Website and app data records

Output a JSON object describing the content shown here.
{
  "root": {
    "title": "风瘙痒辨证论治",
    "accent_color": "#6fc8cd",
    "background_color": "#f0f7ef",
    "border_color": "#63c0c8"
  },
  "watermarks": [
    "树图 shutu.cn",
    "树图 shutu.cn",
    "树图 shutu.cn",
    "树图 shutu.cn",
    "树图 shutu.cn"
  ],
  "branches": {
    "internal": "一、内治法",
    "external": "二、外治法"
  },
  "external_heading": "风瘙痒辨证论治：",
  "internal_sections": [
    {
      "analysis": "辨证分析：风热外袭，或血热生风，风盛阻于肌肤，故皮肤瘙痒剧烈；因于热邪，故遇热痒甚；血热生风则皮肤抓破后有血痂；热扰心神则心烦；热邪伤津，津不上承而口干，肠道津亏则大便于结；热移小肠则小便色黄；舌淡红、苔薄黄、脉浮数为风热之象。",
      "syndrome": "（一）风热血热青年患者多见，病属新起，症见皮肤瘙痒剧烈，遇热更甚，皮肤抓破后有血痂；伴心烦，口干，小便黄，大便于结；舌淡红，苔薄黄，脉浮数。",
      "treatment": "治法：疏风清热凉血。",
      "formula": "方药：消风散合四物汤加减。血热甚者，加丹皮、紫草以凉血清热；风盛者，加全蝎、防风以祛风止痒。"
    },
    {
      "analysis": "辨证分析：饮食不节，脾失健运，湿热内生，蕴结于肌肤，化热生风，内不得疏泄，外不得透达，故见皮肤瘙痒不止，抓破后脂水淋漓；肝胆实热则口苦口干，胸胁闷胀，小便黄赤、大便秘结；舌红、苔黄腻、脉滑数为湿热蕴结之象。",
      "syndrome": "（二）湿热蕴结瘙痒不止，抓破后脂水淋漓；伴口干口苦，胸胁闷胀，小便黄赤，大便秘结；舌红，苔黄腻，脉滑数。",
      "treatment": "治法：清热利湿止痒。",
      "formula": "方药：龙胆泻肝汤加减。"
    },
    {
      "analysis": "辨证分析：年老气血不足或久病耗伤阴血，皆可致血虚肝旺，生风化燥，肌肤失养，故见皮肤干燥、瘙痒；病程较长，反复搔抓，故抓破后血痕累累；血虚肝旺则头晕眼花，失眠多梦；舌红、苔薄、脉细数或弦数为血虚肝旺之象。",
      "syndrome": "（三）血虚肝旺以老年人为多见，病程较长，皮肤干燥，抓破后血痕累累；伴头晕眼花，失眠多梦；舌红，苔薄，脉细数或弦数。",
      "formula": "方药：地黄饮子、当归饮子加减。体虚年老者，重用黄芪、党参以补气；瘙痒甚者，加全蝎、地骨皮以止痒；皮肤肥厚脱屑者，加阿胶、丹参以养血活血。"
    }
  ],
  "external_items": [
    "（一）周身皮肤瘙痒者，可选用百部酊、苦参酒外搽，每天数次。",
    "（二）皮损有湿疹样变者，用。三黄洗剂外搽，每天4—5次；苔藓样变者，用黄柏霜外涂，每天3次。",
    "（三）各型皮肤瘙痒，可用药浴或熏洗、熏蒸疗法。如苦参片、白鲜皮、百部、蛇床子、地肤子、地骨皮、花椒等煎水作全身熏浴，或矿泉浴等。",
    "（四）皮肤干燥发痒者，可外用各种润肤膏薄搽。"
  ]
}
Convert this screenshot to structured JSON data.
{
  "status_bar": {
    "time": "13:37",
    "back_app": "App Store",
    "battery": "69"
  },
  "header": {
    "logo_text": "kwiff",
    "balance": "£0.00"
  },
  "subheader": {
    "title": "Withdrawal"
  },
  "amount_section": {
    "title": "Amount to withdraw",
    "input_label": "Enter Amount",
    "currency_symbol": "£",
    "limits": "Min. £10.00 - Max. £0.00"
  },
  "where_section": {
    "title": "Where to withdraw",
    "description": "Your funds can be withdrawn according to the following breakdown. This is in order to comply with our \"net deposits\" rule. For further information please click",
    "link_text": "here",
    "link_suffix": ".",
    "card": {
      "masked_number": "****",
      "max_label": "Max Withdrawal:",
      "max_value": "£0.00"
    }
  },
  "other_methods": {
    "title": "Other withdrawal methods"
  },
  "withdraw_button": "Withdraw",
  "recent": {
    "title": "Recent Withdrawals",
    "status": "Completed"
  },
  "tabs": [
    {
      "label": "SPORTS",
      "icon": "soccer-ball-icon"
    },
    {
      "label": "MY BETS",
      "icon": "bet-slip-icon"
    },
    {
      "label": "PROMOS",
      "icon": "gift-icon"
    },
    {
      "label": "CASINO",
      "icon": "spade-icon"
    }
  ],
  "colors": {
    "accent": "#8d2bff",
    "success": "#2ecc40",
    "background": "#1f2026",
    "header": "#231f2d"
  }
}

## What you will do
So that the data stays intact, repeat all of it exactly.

## Exercise answer
Output a JSON object describing the content shown here.
{
  "root": {
    "title": "风瘙痒辨证论治",
    "accent_color": "#6fc8cd",
    "background_color": "#f0f7ef",
    "border_color": "#63c0c8"
  },
  "watermarks": [
    "树图 shutu.cn",
    "树图 shutu.cn",
    "树图 shutu.cn",
    "树图 shutu.cn",
    "树图 shutu.cn"
  ],
  "branches": {
    "internal": "一、内治法",
    "external": "二、外治法"
  },
  "external_heading": "风瘙痒辨证论治：",
  "internal_sections": [
    {
      "analysis": "辨证分析：风热外袭，或血热生风，风盛阻于肌肤，故皮肤瘙痒剧烈；因于热邪，故遇热痒甚；血热生风则皮肤抓破后有血痂；热扰心神则心烦；热邪伤津，津不上承而口干，肠道津亏则大便于结；热移小肠则小便色黄；舌淡红、苔薄黄、脉浮数为风热之象。",
      "syndrome": "（一）风热血热青年患者多见，病属新起，症见皮肤瘙痒剧烈，遇热更甚，皮肤抓破后有血痂；伴心烦，口干，小便黄，大便于结；舌淡红，苔薄黄，脉浮数。",
      "treatment": "治法：疏风清热凉血。",
      "formula": "方药：消风散合四物汤加减。血热甚者，加丹皮、紫草以凉血清热；风盛者，加全蝎、防风以祛风止痒。"
    },
    {
      "analysis": "辨证分析：饮食不节，脾失健运，湿热内生，蕴结于肌肤，化热生风，内不得疏泄，外不得透达，故见皮肤瘙痒不止，抓破后脂水淋漓；肝胆实热则口苦口干，胸胁闷胀，小便黄赤、大便秘结；舌红、苔黄腻、脉滑数为湿热蕴结之象。",
      "syndrome": "（二）湿热蕴结瘙痒不止，抓破后脂水淋漓；伴口干口苦，胸胁闷胀，小便黄赤，大便秘结；舌红，苔黄腻，脉滑数。",
      "treatment": "治法：清热利湿止痒。",
      "formula": "方药：龙胆泻肝汤加减。"
    },
    {
      "analysis": "辨证分析：年老气血不足或久病耗伤阴血，皆可致血虚肝旺，生风化燥，肌肤失养，故见皮肤干燥、瘙痒；病程较长，反复搔抓，故抓破后血痕累累；血虚肝旺则头晕眼花，失眠多梦；舌红、苔薄、脉细数或弦数为血虚肝旺之象。",
      "syndrome": "（三）血虚肝旺以老年人为多见，病程较长，皮肤干燥，抓破后血痕累累；伴头晕眼花，失眠多梦；舌红，苔薄，脉细数或弦数。",
      "formula": "方药：地黄饮子、当归饮子加减。体虚年老者，重用黄芪、党参以补气；瘙痒甚者，加全蝎、地骨皮以止痒；皮肤肥厚脱屑者，加阿胶、丹参以养血活血。"
    }
  ],
  "external_items": [
    "（一）周身皮肤瘙痒者，可选用百部酊、苦参酒外搽，每天数次。",
    "（二）皮损有湿疹样变者，用。三黄洗剂外搽，每天4—5次；苔藓样变者，用黄柏霜外涂，每天3次。",
    "（三）各型皮肤瘙痒，可用药浴或熏洗、熏蒸疗法。如苦参片、白鲜皮、百部、蛇床子、地肤子、地骨皮、花椒等煎水作全身熏浴，或矿泉浴等。",
    "（四）皮肤干燥发痒者，可外用各种润肤膏薄搽。"
  ]
}
Convert this screenshot to structured JSON data.
{
  "status_bar": {
    "time": "13:37",
    "back_app": "App Store",
    "battery": "69"
  },
  "header": {
    "logo_text": "kwiff",
    "balance": "£0.00"
  },
  "subheader": {
    "title": "Withdrawal"
  },
  "amount_section": {
    "title": "Amount to withdraw",
    "input_label": "Enter Amount",
    "currency_symbol": "£",
    "limits": "Min. £10.00 - Max. £0.00"
  },
  "where_section": {
    "title": "Where to withdraw",
    "description": "Your funds can be withdrawn according to the following breakdown. This is in order to comply with our \"net deposits\" rule. For further information please click",
    "link_text": "here",
    "link_suffix": ".",
    "card": {
      "masked_number": "****",
      "max_label": "Max Withdrawal:",
      "max_value": "£0.00"
    }
  },
  "other_methods": {
    "title": "Other withdrawal methods"
  },
  "withdraw_button": "Withdraw",
  "recent": {
    "title": "Recent Withdrawals",
    "status": "Completed"
  },
  "tabs": [
    {
      "label": "SPORTS",
      "icon": "soccer-ball-icon"
    },
    {
      "label": "MY BETS",
      "icon": "bet-slip-icon"
    },
    {
      "label": "PROMOS",
      "icon": "gift-icon"
    },
    {
      "label": "CASINO",
      "icon": "spade-icon"
    }
  ],
  "colors": {
    "accent": "#8d2bff",
    "success": "#2ecc40",
    "background": "#1f2026",
    "header": "#231f2d"
  }
}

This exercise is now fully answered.